In this chapter, I thought of a psychiatrist who's bored with his life. He follows the same exact routine every day, and wonders what the point of it all is. In an effort to relieve his boredom, he takes a post in a hospital for the criminally insane and meets a truly fascinating patient. In an effort to "cure" the patient, he makes the mistake of getting emotionally involved...
Obviously, since this is the last chapter, I can't give too much away. But I will say that it will probably require the most rewriting of any of the chapters because so many details are joining the plot every day that need to be accounted for in the final act. I like that it has a nice rhythm, and is told mostly through dialogue.
-JJ McMoon

9 Lives - Chapter 4, A Goth Hero's Tragic Fall

This guy, called TX, was supposed to represent the turning point in the story. At the time I wrote it (it's the first of the 9 chapters that I wrote), I had a different idea for the ending than I have now. However, with a few word changes here and there, I wound up with a humorous tale of rock star cliche. A guy shows up to perform at a concert, and suddenly the concert is cancelled and the police are after him.

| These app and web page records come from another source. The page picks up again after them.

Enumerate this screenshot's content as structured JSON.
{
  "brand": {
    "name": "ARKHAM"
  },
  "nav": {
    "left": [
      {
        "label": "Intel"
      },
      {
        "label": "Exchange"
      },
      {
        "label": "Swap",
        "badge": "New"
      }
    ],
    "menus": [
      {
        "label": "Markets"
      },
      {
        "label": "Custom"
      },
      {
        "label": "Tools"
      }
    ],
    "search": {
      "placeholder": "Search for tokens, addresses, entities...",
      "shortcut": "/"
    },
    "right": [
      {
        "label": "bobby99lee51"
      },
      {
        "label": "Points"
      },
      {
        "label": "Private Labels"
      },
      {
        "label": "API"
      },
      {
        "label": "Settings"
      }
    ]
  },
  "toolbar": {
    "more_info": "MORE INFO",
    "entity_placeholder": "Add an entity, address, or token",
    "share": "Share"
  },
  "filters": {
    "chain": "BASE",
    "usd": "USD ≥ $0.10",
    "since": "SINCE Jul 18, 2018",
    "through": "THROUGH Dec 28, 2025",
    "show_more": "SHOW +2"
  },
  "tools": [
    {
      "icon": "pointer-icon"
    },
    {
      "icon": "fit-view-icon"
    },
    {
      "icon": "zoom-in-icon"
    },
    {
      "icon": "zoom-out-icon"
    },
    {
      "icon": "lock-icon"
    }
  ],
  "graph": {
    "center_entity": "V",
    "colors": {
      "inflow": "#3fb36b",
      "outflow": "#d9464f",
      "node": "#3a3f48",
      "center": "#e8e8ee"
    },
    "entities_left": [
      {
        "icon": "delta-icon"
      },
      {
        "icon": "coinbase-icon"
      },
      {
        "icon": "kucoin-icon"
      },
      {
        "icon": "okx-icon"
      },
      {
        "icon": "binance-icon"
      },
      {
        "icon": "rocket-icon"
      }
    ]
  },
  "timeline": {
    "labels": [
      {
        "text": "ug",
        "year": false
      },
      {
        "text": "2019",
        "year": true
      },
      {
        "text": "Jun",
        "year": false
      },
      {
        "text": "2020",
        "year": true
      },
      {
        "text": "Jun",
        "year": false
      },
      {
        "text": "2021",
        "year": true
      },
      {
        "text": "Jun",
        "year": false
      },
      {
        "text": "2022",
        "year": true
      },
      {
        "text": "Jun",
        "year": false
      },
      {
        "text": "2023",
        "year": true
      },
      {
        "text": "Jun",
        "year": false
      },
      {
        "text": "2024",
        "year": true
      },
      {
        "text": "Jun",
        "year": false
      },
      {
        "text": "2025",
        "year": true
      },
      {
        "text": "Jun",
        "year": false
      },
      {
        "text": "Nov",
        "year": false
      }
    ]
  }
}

What I like about TX is that nothing rattles him. Whether it's the bouncers not recognizing him without makeup and refusing to give him entry to his own show, spending the night in a coffin, getting accused of being a serial killer, having a groupie go nuts on him and trashing his dressing room, or getting kidnapped by the real serial killer and facing certain doom, TX handles it all matter of factly, as if it's all in a day's work. In his final encounter with Murphy's Law, he's presented with a delicious irony that only a character with as strong of a sense of self as TX has can answer:
Is it better to die a horribly painful death, or to live and spend the rest of your days in prison with the world knowing you are guilty of horrible crimes?
-JJ McMoon